Philosophical espressso shots.
You describe your “Shots of Awe” as philosophical espresso shots. What are they?
My philosophical espresso shots explore the co-evolution of humans and technology. How are we using these accelerating technologies to extend our minds? How do we use these tools to tell better stories? How do they transform narratives, how do they transform what it means to be human? I think what people are resonating with is the intensity, passion and wonderment that I am packaging in these videos. As Kierkegaard said – I’m butchering the quote – “don’t talk to me of wealth and power, talk to me about a sense of the possible”. I kind of thrive on that.
“It is all networks.”
How do you remember all those quotes from Kierkegaard, Jung, Freud, etc. Do you have a photographic memory?
I read in pockets. I have these books that I read multiple times and that I revisit, they are kind of poetic and trigger a connection to 50 other sentences.

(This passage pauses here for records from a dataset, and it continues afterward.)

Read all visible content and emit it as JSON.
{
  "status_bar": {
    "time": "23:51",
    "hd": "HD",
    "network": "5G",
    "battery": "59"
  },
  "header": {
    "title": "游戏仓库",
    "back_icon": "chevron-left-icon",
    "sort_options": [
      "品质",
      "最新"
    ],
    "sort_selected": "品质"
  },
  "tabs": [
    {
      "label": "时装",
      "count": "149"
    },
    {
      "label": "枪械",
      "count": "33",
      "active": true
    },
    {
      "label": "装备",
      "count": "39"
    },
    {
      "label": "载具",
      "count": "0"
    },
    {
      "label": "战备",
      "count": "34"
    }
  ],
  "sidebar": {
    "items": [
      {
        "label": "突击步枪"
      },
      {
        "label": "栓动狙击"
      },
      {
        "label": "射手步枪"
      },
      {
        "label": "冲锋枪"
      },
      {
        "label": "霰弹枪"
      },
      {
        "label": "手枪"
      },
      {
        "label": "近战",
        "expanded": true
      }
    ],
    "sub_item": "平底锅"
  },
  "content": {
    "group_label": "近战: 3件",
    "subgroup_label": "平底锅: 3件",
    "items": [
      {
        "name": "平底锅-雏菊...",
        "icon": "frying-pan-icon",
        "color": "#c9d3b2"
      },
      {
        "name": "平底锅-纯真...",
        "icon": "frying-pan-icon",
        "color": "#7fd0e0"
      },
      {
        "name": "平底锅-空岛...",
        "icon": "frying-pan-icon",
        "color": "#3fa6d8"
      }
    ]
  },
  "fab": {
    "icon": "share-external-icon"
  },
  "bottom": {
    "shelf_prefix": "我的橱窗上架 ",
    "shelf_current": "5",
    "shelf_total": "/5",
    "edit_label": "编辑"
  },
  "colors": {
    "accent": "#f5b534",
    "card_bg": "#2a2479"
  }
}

Words resonate. Mathematicians see equations – when I see sentences and words, I see a network of connections. The manic geometry of associational thinking is probably the best description how my brain works. It is all networks. Ideas are networks.
Technology as a second skin.

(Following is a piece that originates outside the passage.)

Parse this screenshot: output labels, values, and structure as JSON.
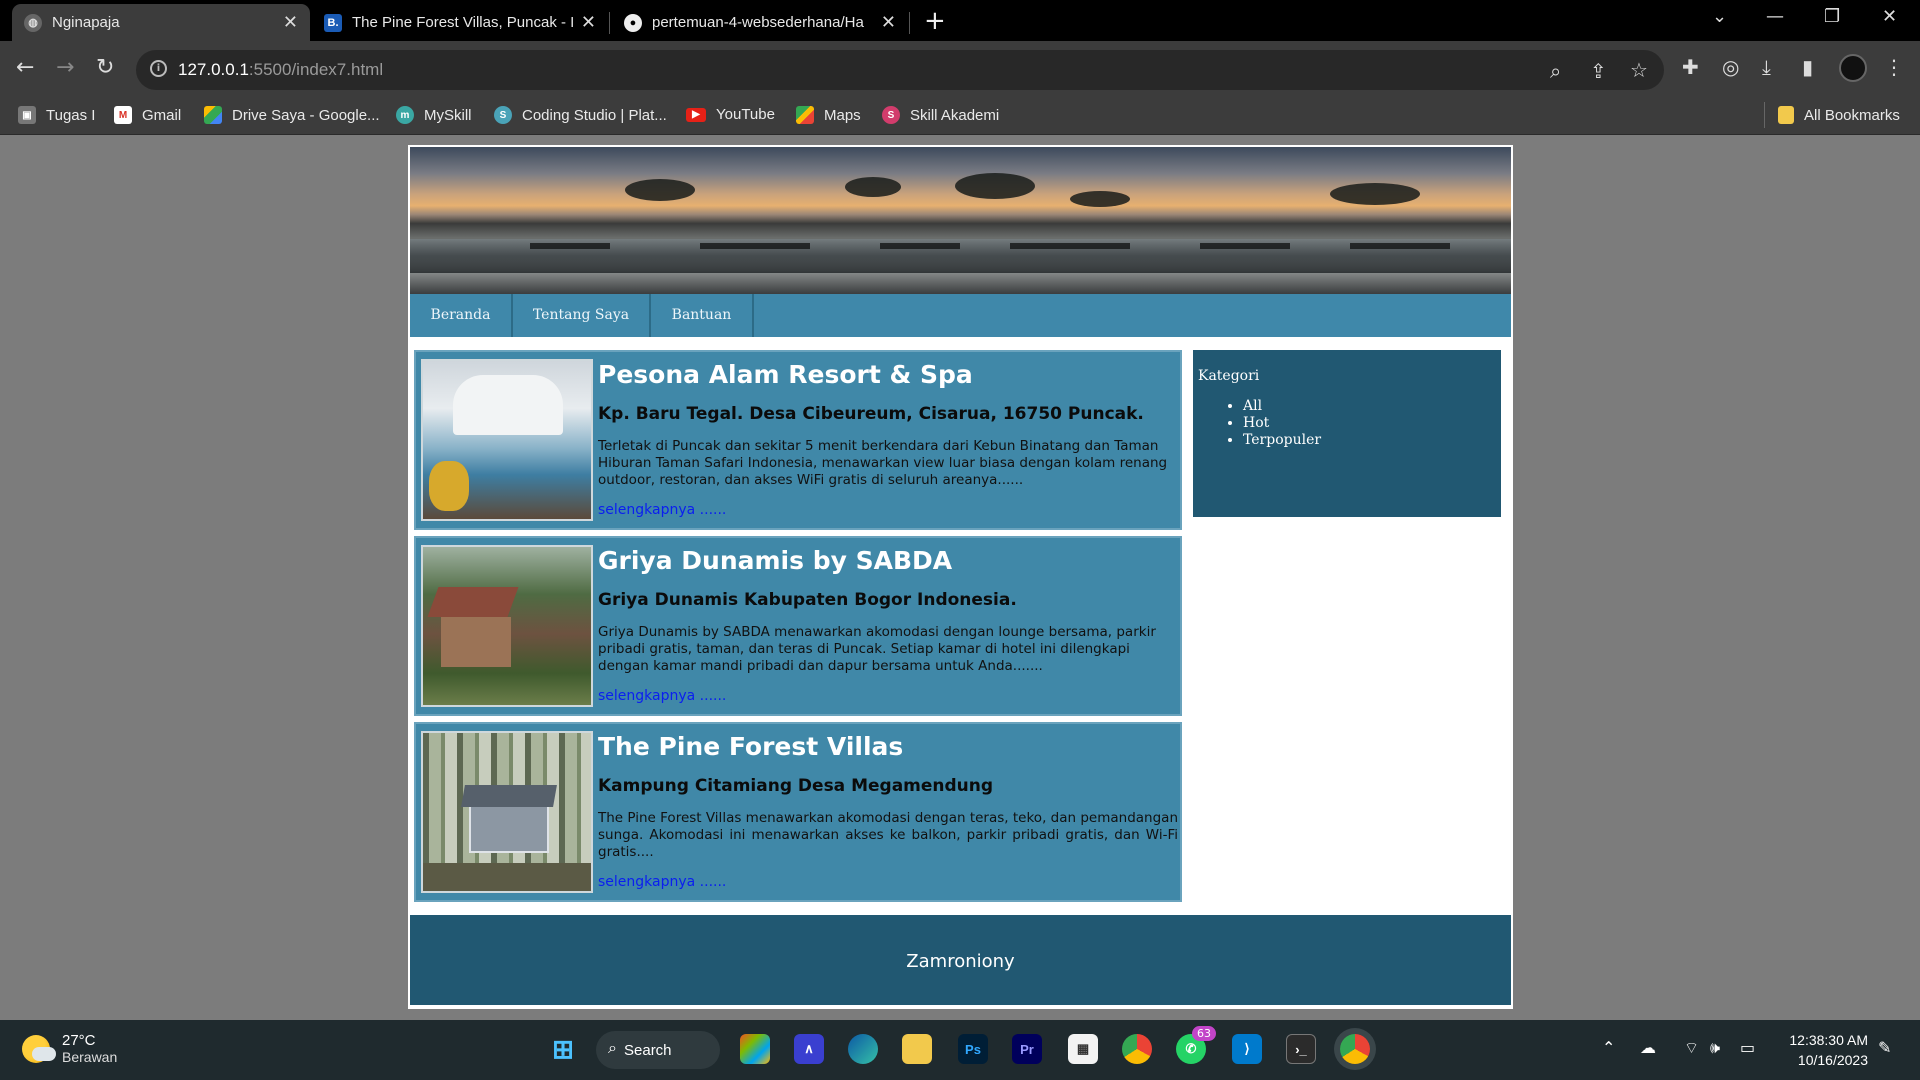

How much will technology play a role in this?
It has to! Technology is our second skin. This smartphone for instance is mind – technology is our mind, it is the scaffolding that extends our thoughts. The brain is the most complicated object in the universe, it is also very, very limited. We can’t see the very small, so we create a microscope, we can’t see the very far so we create a telescope. “We create the Hubble space telescope and all of a sudden we create the extension of our retina that floats in space and that allows us to mainline the whole of time through the optic nerve” as my friend Wes Anderson once wrote. The mind can perceive on many, many more wavelengths and dimensions that were ever possible before.
Is that going towards the idea of singularity which you are a big believer in?

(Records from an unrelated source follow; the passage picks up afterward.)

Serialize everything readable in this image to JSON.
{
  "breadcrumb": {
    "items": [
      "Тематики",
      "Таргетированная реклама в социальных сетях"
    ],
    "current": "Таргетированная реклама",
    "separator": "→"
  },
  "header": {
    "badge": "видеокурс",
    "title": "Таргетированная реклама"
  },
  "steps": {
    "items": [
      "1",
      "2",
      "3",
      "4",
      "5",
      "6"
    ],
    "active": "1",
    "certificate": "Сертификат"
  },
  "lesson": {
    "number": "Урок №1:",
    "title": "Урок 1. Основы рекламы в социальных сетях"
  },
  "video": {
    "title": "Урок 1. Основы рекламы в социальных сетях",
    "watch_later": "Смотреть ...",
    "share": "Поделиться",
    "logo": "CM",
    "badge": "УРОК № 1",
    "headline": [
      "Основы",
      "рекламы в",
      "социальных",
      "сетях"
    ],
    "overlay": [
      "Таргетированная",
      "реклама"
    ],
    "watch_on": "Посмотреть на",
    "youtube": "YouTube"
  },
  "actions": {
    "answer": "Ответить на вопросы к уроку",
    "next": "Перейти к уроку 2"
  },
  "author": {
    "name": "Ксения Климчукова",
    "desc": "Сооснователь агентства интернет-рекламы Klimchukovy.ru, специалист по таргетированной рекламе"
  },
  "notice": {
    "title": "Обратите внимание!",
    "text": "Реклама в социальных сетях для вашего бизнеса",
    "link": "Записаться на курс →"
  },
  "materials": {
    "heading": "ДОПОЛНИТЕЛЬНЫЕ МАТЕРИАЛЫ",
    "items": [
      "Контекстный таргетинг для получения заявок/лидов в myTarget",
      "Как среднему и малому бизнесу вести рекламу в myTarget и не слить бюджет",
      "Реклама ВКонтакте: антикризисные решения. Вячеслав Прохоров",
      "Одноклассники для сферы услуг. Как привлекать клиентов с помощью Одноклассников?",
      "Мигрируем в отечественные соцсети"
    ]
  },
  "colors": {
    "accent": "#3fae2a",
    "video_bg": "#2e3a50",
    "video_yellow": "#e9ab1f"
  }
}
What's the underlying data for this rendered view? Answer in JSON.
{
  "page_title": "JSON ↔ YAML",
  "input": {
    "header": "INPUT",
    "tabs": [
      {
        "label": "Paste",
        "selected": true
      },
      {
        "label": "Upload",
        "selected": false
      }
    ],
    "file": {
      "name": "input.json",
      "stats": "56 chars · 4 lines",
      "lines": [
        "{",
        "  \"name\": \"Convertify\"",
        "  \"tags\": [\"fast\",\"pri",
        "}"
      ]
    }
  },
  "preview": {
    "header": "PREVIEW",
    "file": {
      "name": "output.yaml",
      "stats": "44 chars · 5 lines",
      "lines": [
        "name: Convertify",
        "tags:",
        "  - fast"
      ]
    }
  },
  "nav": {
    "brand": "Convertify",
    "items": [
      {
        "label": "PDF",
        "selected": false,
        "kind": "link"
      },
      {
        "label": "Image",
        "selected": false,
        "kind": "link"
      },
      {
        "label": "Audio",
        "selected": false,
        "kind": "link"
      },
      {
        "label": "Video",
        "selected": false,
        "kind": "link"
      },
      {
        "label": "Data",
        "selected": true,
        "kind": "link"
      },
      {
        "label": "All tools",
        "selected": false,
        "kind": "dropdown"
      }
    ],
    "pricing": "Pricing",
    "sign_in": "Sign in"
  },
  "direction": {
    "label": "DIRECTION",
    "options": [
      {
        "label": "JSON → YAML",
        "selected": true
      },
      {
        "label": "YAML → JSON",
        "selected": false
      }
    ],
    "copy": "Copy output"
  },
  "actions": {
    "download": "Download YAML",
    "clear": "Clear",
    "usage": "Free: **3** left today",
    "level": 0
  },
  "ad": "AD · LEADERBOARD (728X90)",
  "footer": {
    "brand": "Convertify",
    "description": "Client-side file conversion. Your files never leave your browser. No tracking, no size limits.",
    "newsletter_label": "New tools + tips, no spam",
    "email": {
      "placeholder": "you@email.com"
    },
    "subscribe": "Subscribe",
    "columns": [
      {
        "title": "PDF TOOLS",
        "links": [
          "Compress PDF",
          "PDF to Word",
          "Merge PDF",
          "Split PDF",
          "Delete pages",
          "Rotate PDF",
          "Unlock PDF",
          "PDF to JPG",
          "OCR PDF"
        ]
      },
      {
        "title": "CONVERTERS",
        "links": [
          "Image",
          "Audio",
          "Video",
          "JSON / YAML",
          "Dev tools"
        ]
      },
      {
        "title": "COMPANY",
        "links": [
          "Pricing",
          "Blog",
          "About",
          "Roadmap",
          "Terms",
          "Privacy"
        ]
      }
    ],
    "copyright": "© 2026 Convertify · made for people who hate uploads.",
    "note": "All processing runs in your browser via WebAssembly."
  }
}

Absolutely. Think about how much of our time is actually spent in mind-space. When you lose yourself in front of the computer, you lose all sense of time. It’s just mind working in mind-space. If you lose yourself in social media on your smartphone it’s all mind in mind-space. When you watch a movie or a play you are in the landscape of mind. The boundaryless synesthetic space of our imagination. We have always daydreamed to transcend the here and now. When the smarter-than-human minds will come up with possibilities we can’t even imagine it’s called intelligent explosions. People get freaked out because they think it is some mindless robot. It is actually a mindful robot. It is all mind. Just when we invented languages and the smartphones, it was all us.
“I am very profilic in being productive and efficient.”
Who are your favourite thinkers?
I am big fan of Ray Kurzweil; Erik Davis, he wrote “TechGnosis”; I really like Janet H. Murray, author of “Hamlet on the Holodeck”; Richard Doyle who wrote “Darwin’s Pharmacy”; Kevin Kelly, “What Technology Wants”. These are my references. I love Timothy Leary and Carl Sagan. These are my heroes.
Do you wake up “thinking awe”?
I do awe myself. I wake up, have my coffee, go through my phone to check what I need to do that day. And I am very prolific in being productive and efficient. I doesn’t escape me that no matter how outrageous one’s flights of fancy are, you do need to apply that kind of focussed laser brain to get the stuff done. We still live in a world where we’ve got to get food. All the things will be automated eventually. And we’re moving into a universe of our own construction.